• Source material:
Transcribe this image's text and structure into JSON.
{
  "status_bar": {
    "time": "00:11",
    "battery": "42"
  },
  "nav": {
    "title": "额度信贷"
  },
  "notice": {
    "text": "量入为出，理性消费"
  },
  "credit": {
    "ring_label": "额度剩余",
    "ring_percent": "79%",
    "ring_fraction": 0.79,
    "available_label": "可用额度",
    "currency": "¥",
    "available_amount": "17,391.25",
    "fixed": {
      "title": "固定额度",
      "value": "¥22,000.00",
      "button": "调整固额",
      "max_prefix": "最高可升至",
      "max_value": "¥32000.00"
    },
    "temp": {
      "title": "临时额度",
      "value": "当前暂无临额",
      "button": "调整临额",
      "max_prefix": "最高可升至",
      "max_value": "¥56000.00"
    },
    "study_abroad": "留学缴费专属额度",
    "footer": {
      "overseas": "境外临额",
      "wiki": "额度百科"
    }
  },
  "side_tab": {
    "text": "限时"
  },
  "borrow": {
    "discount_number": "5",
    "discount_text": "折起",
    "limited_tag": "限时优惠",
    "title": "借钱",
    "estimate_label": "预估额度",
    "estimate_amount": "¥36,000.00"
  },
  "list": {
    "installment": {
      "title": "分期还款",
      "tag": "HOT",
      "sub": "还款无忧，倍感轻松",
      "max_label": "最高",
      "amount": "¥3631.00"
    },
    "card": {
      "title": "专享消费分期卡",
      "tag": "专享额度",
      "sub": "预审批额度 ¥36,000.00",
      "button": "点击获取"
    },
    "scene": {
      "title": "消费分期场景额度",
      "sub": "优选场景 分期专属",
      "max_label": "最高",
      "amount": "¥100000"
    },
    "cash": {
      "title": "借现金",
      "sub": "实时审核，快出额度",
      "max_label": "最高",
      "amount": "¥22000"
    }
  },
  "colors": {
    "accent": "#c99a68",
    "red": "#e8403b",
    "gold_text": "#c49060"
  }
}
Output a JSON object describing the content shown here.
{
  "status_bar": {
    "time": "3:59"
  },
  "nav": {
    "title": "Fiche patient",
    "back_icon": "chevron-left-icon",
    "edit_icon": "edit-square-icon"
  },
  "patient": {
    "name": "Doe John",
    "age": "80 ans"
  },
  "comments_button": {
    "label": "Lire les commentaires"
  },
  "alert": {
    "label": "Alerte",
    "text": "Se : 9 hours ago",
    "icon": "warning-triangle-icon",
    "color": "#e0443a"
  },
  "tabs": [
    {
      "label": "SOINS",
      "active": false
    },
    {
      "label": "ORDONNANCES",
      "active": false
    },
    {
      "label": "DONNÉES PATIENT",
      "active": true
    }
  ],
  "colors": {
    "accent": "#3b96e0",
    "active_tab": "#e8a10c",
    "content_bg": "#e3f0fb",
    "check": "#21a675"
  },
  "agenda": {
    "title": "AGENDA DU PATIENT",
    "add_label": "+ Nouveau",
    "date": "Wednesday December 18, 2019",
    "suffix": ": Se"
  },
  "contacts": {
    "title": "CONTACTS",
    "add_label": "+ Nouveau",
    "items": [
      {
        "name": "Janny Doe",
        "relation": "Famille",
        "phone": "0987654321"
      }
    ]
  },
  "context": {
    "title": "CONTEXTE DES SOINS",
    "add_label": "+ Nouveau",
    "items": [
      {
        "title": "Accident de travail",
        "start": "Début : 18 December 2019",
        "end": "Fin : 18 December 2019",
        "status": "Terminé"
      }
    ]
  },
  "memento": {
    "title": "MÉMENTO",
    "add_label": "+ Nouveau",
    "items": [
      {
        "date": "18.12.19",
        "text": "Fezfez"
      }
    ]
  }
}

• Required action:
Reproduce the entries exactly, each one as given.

• Output of the task:
Transcribe this image's text and structure into JSON.
{
  "status_bar": {
    "time": "00:11",
    "battery": "42"
  },
  "nav": {
    "title": "额度信贷"
  },
  "notice": {
    "text": "量入为出，理性消费"
  },
  "credit": {
    "ring_label": "额度剩余",
    "ring_percent": "79%",
    "ring_fraction": 0.79,
    "available_label": "可用额度",
    "currency": "¥",
    "available_amount": "17,391.25",
    "fixed": {
      "title": "固定额度",
      "value": "¥22,000.00",
      "button": "调整固额",
      "max_prefix": "最高可升至",
      "max_value": "¥32000.00"
    },
    "temp": {
      "title": "临时额度",
      "value": "当前暂无临额",
      "button": "调整临额",
      "max_prefix": "最高可升至",
      "max_value": "¥56000.00"
    },
    "study_abroad": "留学缴费专属额度",
    "footer": {
      "overseas": "境外临额",
      "wiki": "额度百科"
    }
  },
  "side_tab": {
    "text": "限时"
  },
  "borrow": {
    "discount_number": "5",
    "discount_text": "折起",
    "limited_tag": "限时优惠",
    "title": "借钱",
    "estimate_label": "预估额度",
    "estimate_amount": "¥36,000.00"
  },
  "list": {
    "installment": {
      "title": "分期还款",
      "tag": "HOT",
      "sub": "还款无忧，倍感轻松",
      "max_label": "最高",
      "amount": "¥3631.00"
    },
    "card": {
      "title": "专享消费分期卡",
      "tag": "专享额度",
      "sub": "预审批额度 ¥36,000.00",
      "button": "点击获取"
    },
    "scene": {
      "title": "消费分期场景额度",
      "sub": "优选场景 分期专属",
      "max_label": "最高",
      "amount": "¥100000"
    },
    "cash": {
      "title": "借现金",
      "sub": "实时审核，快出额度",
      "max_label": "最高",
      "amount": "¥22000"
    }
  },
  "colors": {
    "accent": "#c99a68",
    "red": "#e8403b",
    "gold_text": "#c49060"
  }
}
Output a JSON object describing the content shown here.
{
  "status_bar": {
    "time": "3:59"
  },
  "nav": {
    "title": "Fiche patient",
    "back_icon": "chevron-left-icon",
    "edit_icon": "edit-square-icon"
  },
  "patient": {
    "name": "Doe John",
    "age": "80 ans"
  },
  "comments_button": {
    "label": "Lire les commentaires"
  },
  "alert": {
    "label": "Alerte",
    "text": "Se : 9 hours ago",
    "icon": "warning-triangle-icon",
    "color": "#e0443a"
  },
  "tabs": [
    {
      "label": "SOINS",
      "active": false
    },
    {
      "label": "ORDONNANCES",
      "active": false
    },
    {
      "label": "DONNÉES PATIENT",
      "active": true
    }
  ],
  "colors": {
    "accent": "#3b96e0",
    "active_tab": "#e8a10c",
    "content_bg": "#e3f0fb",
    "check": "#21a675"
  },
  "agenda": {
    "title": "AGENDA DU PATIENT",
    "add_label": "+ Nouveau",
    "date": "Wednesday December 18, 2019",
    "suffix": ": Se"
  },
  "contacts": {
    "title": "CONTACTS",
    "add_label": "+ Nouveau",
    "items": [
      {
        "name": "Janny Doe",
        "relation": "Famille",
        "phone": "0987654321"
      }
    ]
  },
  "context": {
    "title": "CONTEXTE DES SOINS",
    "add_label": "+ Nouveau",
    "items": [
      {
        "title": "Accident de travail",
        "start": "Début : 18 December 2019",
        "end": "Fin : 18 December 2019",
        "status": "Terminé"
      }
    ]
  },
  "memento": {
    "title": "MÉMENTO",
    "add_label": "+ Nouveau",
    "items": [
      {
        "date": "18.12.19",
        "text": "Fezfez"
      }
    ]
  }
}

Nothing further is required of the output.